What you need to do: Down to the final line, write out the data below exactly.

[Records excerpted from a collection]

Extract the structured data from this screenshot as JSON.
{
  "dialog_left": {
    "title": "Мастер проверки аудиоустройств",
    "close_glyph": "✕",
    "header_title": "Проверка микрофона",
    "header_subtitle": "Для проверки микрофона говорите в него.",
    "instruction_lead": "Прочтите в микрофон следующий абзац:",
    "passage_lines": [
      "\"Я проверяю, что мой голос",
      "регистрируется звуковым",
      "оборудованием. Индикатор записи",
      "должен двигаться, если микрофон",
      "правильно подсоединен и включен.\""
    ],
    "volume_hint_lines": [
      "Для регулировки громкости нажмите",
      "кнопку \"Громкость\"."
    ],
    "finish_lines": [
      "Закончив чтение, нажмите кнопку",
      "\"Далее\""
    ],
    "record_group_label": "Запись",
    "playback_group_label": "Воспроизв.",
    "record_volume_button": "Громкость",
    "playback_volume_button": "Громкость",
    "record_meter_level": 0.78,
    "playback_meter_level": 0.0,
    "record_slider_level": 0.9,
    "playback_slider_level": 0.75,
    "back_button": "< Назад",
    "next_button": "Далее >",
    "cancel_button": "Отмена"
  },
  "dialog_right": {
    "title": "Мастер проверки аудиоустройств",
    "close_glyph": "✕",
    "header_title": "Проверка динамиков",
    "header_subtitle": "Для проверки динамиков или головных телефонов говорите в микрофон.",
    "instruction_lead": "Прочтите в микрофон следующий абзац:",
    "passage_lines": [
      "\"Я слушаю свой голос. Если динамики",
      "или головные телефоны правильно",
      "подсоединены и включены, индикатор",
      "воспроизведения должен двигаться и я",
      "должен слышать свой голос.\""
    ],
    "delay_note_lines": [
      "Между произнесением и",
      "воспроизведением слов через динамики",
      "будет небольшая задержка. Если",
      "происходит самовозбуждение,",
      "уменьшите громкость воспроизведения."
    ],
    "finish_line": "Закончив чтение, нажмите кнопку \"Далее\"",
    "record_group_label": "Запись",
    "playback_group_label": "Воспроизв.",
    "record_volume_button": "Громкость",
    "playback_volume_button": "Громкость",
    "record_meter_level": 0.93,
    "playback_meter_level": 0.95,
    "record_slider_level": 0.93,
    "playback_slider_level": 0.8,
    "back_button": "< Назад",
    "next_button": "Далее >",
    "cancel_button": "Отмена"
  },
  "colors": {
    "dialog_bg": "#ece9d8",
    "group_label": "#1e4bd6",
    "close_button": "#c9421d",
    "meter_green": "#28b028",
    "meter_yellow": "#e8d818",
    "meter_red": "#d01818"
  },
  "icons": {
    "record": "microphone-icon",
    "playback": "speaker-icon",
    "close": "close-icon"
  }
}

Written reply:
Extract the structured data from this screenshot as JSON.
{
  "dialog_left": {
    "title": "Мастер проверки аудиоустройств",
    "close_glyph": "✕",
    "header_title": "Проверка микрофона",
    "header_subtitle": "Для проверки микрофона говорите в него.",
    "instruction_lead": "Прочтите в микрофон следующий абзац:",
    "passage_lines": [
      "\"Я проверяю, что мой голос",
      "регистрируется звуковым",
      "оборудованием. Индикатор записи",
      "должен двигаться, если микрофон",
      "правильно подсоединен и включен.\""
    ],
    "volume_hint_lines": [
      "Для регулировки громкости нажмите",
      "кнопку \"Громкость\"."
    ],
    "finish_lines": [
      "Закончив чтение, нажмите кнопку",
      "\"Далее\""
    ],
    "record_group_label": "Запись",
    "playback_group_label": "Воспроизв.",
    "record_volume_button": "Громкость",
    "playback_volume_button": "Громкость",
    "record_meter_level": 0.78,
    "playback_meter_level": 0.0,
    "record_slider_level": 0.9,
    "playback_slider_level": 0.75,
    "back_button": "< Назад",
    "next_button": "Далее >",
    "cancel_button": "Отмена"
  },
  "dialog_right": {
    "title": "Мастер проверки аудиоустройств",
    "close_glyph": "✕",
    "header_title": "Проверка динамиков",
    "header_subtitle": "Для проверки динамиков или головных телефонов говорите в микрофон.",
    "instruction_lead": "Прочтите в микрофон следующий абзац:",
    "passage_lines": [
      "\"Я слушаю свой голос. Если динамики",
      "или головные телефоны правильно",
      "подсоединены и включены, индикатор",
      "воспроизведения должен двигаться и я",
      "должен слышать свой голос.\""
    ],
    "delay_note_lines": [
      "Между произнесением и",
      "воспроизведением слов через динамики",
      "будет небольшая задержка. Если",
      "происходит самовозбуждение,",
      "уменьшите громкость воспроизведения."
    ],
    "finish_line": "Закончив чтение, нажмите кнопку \"Далее\"",
    "record_group_label": "Запись",
    "playback_group_label": "Воспроизв.",
    "record_volume_button": "Громкость",
    "playback_volume_button": "Громкость",
    "record_meter_level": 0.93,
    "playback_meter_level": 0.95,
    "record_slider_level": 0.93,
    "playback_slider_level": 0.8,
    "back_button": "< Назад",
    "next_button": "Далее >",
    "cancel_button": "Отмена"
  },
  "colors": {
    "dialog_bg": "#ece9d8",
    "group_label": "#1e4bd6",
    "close_button": "#c9421d",
    "meter_green": "#28b028",
    "meter_yellow": "#e8d818",
    "meter_red": "#d01818"
  },
  "icons": {
    "record": "microphone-icon",
    "playback": "speaker-icon",
    "close": "close-icon"
  }
}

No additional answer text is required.